The town itself is dotted with little round houses made of mud and grass and crumbling stone buildings. There is a market of plastic-covered wooden lean-tos and the flat land is crisscrossed with rutted mud tracks burned hard by the sun. There are power lines but no electricity; trenches have been dug but no water pipes laid.
A fortified United Nations base dominates the town, sandbags and razor wire round the perimeter, humming generators keeping the floodlights burning through the night. Here the United Nations is not popular. The Misseriya resent them, block their patrols and order them back to town.
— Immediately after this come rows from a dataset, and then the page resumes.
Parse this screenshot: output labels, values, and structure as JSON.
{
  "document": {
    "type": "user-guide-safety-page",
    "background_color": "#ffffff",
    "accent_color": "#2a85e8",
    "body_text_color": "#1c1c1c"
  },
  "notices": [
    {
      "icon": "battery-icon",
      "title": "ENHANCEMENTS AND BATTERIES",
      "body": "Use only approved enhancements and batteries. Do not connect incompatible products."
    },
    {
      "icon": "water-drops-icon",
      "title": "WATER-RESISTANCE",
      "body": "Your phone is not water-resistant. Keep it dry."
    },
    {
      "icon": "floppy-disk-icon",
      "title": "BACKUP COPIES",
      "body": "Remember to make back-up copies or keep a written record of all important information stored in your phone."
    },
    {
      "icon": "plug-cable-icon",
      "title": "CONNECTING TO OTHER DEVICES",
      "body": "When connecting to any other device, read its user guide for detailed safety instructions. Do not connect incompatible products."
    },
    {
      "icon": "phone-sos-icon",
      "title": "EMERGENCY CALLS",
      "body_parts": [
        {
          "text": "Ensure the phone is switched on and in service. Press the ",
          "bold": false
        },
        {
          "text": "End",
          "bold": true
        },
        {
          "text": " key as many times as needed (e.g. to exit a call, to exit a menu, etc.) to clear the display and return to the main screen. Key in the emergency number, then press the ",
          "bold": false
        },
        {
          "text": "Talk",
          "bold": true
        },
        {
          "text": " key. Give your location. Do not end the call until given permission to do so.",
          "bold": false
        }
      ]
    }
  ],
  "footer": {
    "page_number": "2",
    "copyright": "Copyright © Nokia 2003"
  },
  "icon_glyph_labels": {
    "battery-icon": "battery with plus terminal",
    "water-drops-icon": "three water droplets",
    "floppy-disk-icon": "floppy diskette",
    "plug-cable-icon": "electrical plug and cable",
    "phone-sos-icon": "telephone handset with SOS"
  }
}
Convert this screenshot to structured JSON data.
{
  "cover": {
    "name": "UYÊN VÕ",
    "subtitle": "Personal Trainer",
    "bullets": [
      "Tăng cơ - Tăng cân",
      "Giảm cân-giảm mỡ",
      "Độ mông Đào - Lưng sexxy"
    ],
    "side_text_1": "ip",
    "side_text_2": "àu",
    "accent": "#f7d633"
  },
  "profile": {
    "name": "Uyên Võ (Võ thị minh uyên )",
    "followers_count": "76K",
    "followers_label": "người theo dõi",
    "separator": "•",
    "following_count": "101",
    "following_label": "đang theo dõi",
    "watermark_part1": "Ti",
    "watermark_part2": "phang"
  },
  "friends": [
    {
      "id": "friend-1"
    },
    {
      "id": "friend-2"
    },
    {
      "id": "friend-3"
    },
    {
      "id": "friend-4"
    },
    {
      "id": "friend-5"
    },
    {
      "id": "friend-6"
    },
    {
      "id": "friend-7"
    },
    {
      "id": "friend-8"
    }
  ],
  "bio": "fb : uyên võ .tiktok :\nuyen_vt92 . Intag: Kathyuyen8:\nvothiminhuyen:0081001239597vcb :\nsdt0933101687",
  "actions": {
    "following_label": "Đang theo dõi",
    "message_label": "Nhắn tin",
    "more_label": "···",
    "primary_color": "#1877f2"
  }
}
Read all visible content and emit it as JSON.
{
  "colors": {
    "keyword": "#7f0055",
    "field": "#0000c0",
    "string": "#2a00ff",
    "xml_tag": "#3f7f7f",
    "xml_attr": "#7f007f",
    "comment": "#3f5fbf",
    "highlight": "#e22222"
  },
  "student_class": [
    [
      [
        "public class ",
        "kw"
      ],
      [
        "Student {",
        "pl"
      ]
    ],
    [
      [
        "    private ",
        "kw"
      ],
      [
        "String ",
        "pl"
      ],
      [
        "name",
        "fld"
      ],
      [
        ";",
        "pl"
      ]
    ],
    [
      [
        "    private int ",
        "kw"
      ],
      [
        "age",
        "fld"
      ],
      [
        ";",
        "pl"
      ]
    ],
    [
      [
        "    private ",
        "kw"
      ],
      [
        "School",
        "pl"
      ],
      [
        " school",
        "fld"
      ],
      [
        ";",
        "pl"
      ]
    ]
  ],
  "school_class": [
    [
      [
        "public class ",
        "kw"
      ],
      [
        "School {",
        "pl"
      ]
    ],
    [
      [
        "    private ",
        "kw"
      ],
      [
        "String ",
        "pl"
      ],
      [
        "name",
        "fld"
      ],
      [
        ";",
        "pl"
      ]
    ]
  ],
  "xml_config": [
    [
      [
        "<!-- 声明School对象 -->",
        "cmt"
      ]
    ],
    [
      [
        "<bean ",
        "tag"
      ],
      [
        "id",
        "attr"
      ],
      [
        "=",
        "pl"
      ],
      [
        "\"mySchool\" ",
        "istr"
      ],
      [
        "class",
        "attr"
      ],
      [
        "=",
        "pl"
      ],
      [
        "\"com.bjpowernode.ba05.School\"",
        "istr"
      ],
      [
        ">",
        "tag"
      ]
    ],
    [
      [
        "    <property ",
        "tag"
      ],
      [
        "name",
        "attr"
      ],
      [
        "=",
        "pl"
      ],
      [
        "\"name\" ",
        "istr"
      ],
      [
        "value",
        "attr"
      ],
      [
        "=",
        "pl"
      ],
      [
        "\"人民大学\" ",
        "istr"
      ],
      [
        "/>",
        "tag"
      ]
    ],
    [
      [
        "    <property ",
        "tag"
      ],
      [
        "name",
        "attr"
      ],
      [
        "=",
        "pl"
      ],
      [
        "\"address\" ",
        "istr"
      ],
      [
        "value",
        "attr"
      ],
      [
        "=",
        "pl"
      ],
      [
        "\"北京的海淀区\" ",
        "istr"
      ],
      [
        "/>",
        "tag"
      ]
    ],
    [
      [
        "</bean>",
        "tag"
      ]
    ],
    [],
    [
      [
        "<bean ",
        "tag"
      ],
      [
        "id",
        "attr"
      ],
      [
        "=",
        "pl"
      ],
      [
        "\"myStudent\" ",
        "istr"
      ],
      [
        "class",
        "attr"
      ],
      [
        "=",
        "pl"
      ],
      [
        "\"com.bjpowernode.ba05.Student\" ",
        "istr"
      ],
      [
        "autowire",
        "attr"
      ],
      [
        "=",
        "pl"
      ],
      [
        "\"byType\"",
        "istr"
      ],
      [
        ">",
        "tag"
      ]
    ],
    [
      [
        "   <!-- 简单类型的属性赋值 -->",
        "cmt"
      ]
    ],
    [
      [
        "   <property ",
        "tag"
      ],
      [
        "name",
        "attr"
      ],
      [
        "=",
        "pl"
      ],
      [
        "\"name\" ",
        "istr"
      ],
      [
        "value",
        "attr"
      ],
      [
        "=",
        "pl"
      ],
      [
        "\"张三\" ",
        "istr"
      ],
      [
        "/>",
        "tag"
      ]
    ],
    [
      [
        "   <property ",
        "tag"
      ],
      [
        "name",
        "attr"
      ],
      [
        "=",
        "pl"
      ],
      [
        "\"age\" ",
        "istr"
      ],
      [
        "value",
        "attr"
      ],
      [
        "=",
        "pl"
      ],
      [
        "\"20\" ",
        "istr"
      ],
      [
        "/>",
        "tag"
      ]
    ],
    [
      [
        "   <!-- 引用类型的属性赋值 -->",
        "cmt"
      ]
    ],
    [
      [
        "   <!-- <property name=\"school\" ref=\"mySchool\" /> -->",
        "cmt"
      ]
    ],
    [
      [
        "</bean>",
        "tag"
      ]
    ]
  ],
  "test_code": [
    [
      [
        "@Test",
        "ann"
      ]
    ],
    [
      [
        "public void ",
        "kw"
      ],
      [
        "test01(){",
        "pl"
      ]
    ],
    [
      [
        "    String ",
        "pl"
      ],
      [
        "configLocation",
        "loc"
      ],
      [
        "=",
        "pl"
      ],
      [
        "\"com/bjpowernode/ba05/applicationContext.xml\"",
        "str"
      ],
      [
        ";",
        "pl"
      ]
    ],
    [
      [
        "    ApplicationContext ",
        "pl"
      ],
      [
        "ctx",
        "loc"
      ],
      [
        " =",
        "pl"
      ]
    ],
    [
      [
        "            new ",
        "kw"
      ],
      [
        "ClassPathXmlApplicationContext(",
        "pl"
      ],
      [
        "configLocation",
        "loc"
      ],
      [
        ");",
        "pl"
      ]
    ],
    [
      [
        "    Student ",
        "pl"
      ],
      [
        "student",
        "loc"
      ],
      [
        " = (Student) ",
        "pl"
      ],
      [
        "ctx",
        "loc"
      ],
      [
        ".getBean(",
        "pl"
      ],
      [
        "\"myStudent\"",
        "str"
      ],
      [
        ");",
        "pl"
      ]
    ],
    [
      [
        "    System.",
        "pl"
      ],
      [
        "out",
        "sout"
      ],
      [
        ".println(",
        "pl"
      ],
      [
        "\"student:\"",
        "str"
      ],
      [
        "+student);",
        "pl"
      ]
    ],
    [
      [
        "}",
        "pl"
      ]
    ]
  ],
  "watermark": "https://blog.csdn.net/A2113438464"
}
The Ngok Dinka think they are cowards for fleeing in helicopters as the northern army razed Abyei in 2008.
The dispute over Abyei is about the land and the oil that lies beneath it, and other parts of the border region.
Sitting beneath the late afternoon shade of a straw-roofed shelter, dozens of Ngok Dinka, elders discussed their situation. “All of us speak Dinka, we are marked with Dinka scars,” said Kuol Deng Maluak, pointing to the parallel lines that marked their foreheads. “The North does not want us, they want our land.”
“We as citizens were about to unilaterally declare our allegiance to the south on Jan. 9,” said the chief, Kuol. Entreaties from the Sudan People’s Liberation Movement persuaded the Ngok Dinka to wait, but for how long? “Together, we will do the right thing at the right time,” said Kuol.
Manyiel was more precise. “We cannot wait for the result of southern Sudan … so certainly it will be before July 9,” he said referring to the date scheduled for independence.
“This might take the country back to war because we are Dinka, many of them [in the south] are also Dinka, we fought with them and they have a moral debt to pay to us,” said Manyiel.
Both North and South are accused of massing troops on the fringes of Abyei, preparing for a fight. But it need not come to that, some say.
“Politics have messed up our relations with the Ngok Dinka,” said Mogadum Hamid, a Misseriya tribal leader. “Historically we came here as neighbors, peacefully, but those who are political took our issues and use them to benefit themselves. The problem is at the political level, not between the people."
Kuol, the Ngok Dinka chief, said the trouble was because of meddling from Khartoum, which used the Misseriya as a janjaweed-style proxy force during the civil war.
“War is not inevitable, if people are reasonable, the solution is there,” he added.
Outside his scarred church, Suleiman shook his head sadly and echoed that hope. “I have experienced war,” he said. “If there is any way to stop war we should accept.”